_Exercise goal_:
Could you repeat the records shown below exactly as written?

(App and web page records)
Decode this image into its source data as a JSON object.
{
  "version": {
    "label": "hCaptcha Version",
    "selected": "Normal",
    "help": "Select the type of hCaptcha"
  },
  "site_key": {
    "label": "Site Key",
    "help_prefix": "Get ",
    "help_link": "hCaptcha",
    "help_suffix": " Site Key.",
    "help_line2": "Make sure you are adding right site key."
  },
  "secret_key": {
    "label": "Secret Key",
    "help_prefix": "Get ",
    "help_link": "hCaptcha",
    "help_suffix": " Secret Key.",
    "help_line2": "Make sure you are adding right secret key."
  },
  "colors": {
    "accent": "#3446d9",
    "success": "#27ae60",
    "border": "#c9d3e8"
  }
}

_Solution_:
Decode this image into its source data as a JSON object.
{
  "version": {
    "label": "hCaptcha Version",
    "selected": "Normal",
    "help": "Select the type of hCaptcha"
  },
  "site_key": {
    "label": "Site Key",
    "help_prefix": "Get ",
    "help_link": "hCaptcha",
    "help_suffix": " Site Key.",
    "help_line2": "Make sure you are adding right site key."
  },
  "secret_key": {
    "label": "Secret Key",
    "help_prefix": "Get ",
    "help_link": "hCaptcha",
    "help_suffix": " Secret Key.",
    "help_line2": "Make sure you are adding right secret key."
  },
  "colors": {
    "accent": "#3446d9",
    "success": "#27ae60",
    "border": "#c9d3e8"
  }
}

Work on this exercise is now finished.